What you return should match the data below exactly, with no pictures in it.

Dataset below:

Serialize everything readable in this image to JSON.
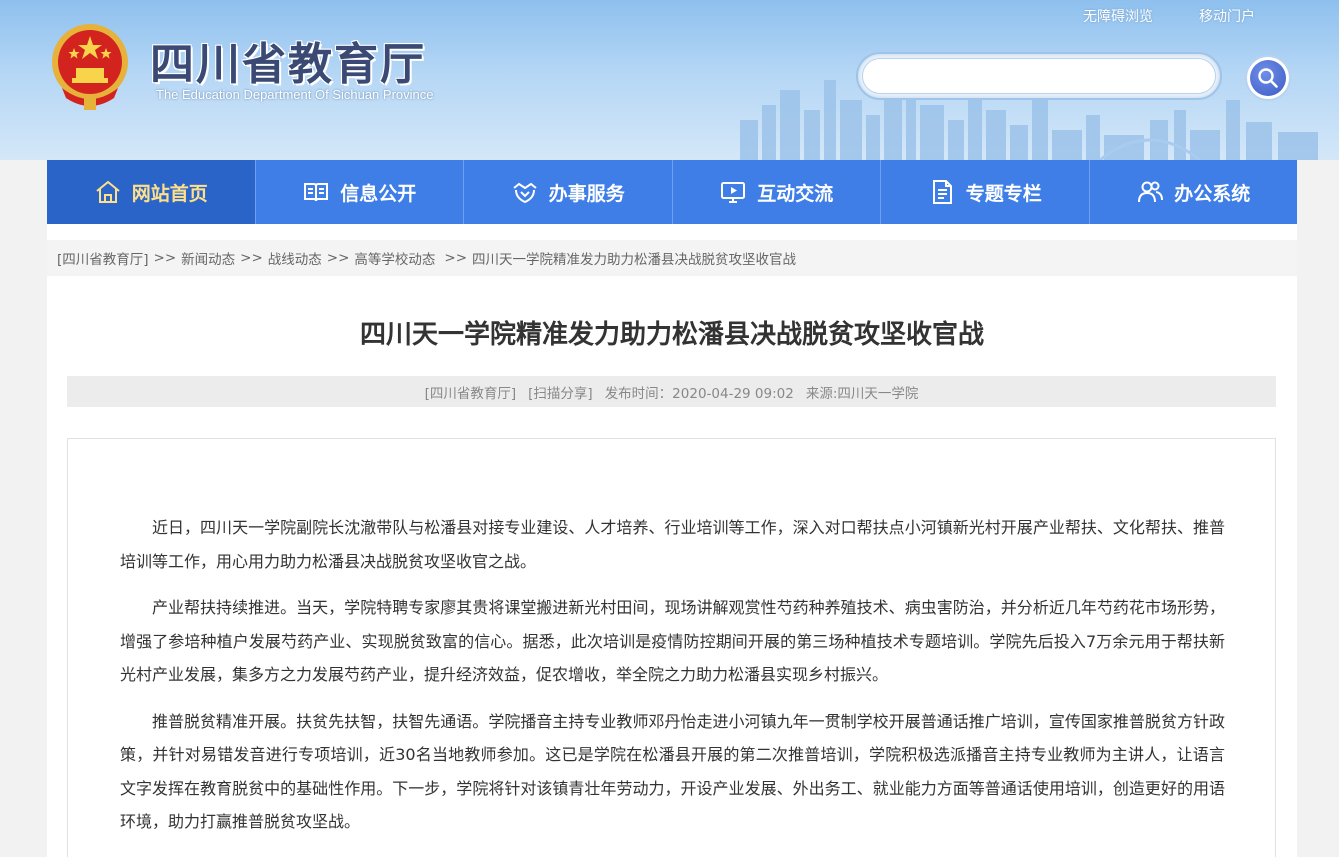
{
  "site": {
    "title": "四川省教育厅",
    "subtitle": "The Education Department Of Sichuan Province"
  },
  "top_links": {
    "accessibility": "无障碍浏览",
    "mobile": "移动门户"
  },
  "search": {
    "placeholder": ""
  },
  "nav": {
    "items": [
      {
        "label": "网站首页",
        "icon": "home-icon"
      },
      {
        "label": "信息公开",
        "icon": "book-icon"
      },
      {
        "label": "办事服务",
        "icon": "handshake-icon"
      },
      {
        "label": "互动交流",
        "icon": "monitor-icon"
      },
      {
        "label": "专题专栏",
        "icon": "document-icon"
      },
      {
        "label": "办公系统",
        "icon": "users-icon"
      }
    ],
    "active_index": 0
  },
  "breadcrumb": {
    "items": [
      "[四川省教育厅]",
      "新闻动态",
      "战线动态",
      "高等学校动态",
      "四川天一学院精准发力助力松潘县决战脱贫攻坚收官战"
    ],
    "separator": ">>"
  },
  "article": {
    "title": "四川天一学院精准发力助力松潘县决战脱贫攻坚收官战",
    "meta": {
      "source_tag": "[四川省教育厅]",
      "share": "[扫描分享]",
      "publish": "发布时间：2020-04-29 09:02",
      "origin": "来源:四川天一学院"
    },
    "paragraphs": [
      "近日，四川天一学院副院长沈澈带队与松潘县对接专业建设、人才培养、行业培训等工作，深入对口帮扶点小河镇新光村开展产业帮扶、文化帮扶、推普培训等工作，用心用力助力松潘县决战脱贫攻坚收官之战。",
      "产业帮扶持续推进。当天，学院特聘专家廖其贵将课堂搬进新光村田间，现场讲解观赏性芍药种养殖技术、病虫害防治，并分析近几年芍药花市场形势，增强了参培种植户发展芍药产业、实现脱贫致富的信心。据悉，此次培训是疫情防控期间开展的第三场种植技术专题培训。学院先后投入7万余元用于帮扶新光村产业发展，集多方之力发展芍药产业，提升经济效益，促农增收，举全院之力助力松潘县实现乡村振兴。",
      "推普脱贫精准开展。扶贫先扶智，扶智先通语。学院播音主持专业教师邓丹怡走进小河镇九年一贯制学校开展普通话推广培训，宣传国家推普脱贫方针政策，并针对易错发音进行专项培训，近30名当地教师参加。这已是学院在松潘县开展的第二次推普培训，学院积极选派播音主持专业教师为主讲人，让语言文字发挥在教育脱贫中的基础性作用。下一步，学院将针对该镇青壮年劳动力，开设产业发展、外出务工、就业能力方面等普通话使用培训，创造更好的用语环境，助力打赢推普脱贫攻坚战。"
    ]
  },
  "colors": {
    "nav_bg": "#3f7ee6",
    "nav_active_bg": "#2a64c8",
    "nav_active_text": "#ffe08a",
    "title_color": "#3a4a74"
  }
}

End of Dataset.

__Response box__:
Serialize everything readable in this image to JSON.
{
  "site": {
    "title": "四川省教育厅",
    "subtitle": "The Education Department Of Sichuan Province"
  },
  "top_links": {
    "accessibility": "无障碍浏览",
    "mobile": "移动门户"
  },
  "search": {
    "placeholder": ""
  },
  "nav": {
    "items": [
      {
        "label": "网站首页",
        "icon": "home-icon"
      },
      {
        "label": "信息公开",
        "icon": "book-icon"
      },
      {
        "label": "办事服务",
        "icon": "handshake-icon"
      },
      {
        "label": "互动交流",
        "icon": "monitor-icon"
      },
      {
        "label": "专题专栏",
        "icon": "document-icon"
      },
      {
        "label": "办公系统",
        "icon": "users-icon"
      }
    ],
    "active_index": 0
  },
  "breadcrumb": {
    "items": [
      "[四川省教育厅]",
      "新闻动态",
      "战线动态",
      "高等学校动态",
      "四川天一学院精准发力助力松潘县决战脱贫攻坚收官战"
    ],
    "separator": ">>"
  },
  "article": {
    "title": "四川天一学院精准发力助力松潘县决战脱贫攻坚收官战",
    "meta": {
      "source_tag": "[四川省教育厅]",
      "share": "[扫描分享]",
      "publish": "发布时间：2020-04-29 09:02",
      "origin": "来源:四川天一学院"
    },
    "paragraphs": [
      "近日，四川天一学院副院长沈澈带队与松潘县对接专业建设、人才培养、行业培训等工作，深入对口帮扶点小河镇新光村开展产业帮扶、文化帮扶、推普培训等工作，用心用力助力松潘县决战脱贫攻坚收官之战。",
      "产业帮扶持续推进。当天，学院特聘专家廖其贵将课堂搬进新光村田间，现场讲解观赏性芍药种养殖技术、病虫害防治，并分析近几年芍药花市场形势，增强了参培种植户发展芍药产业、实现脱贫致富的信心。据悉，此次培训是疫情防控期间开展的第三场种植技术专题培训。学院先后投入7万余元用于帮扶新光村产业发展，集多方之力发展芍药产业，提升经济效益，促农增收，举全院之力助力松潘县实现乡村振兴。",
      "推普脱贫精准开展。扶贫先扶智，扶智先通语。学院播音主持专业教师邓丹怡走进小河镇九年一贯制学校开展普通话推广培训，宣传国家推普脱贫方针政策，并针对易错发音进行专项培训，近30名当地教师参加。这已是学院在松潘县开展的第二次推普培训，学院积极选派播音主持专业教师为主讲人，让语言文字发挥在教育脱贫中的基础性作用。下一步，学院将针对该镇青壮年劳动力，开设产业发展、外出务工、就业能力方面等普通话使用培训，创造更好的用语环境，助力打赢推普脱贫攻坚战。"
    ]
  },
  "colors": {
    "nav_bg": "#3f7ee6",
    "nav_active_bg": "#2a64c8",
    "nav_active_text": "#ffe08a",
    "title_color": "#3a4a74"
  }
}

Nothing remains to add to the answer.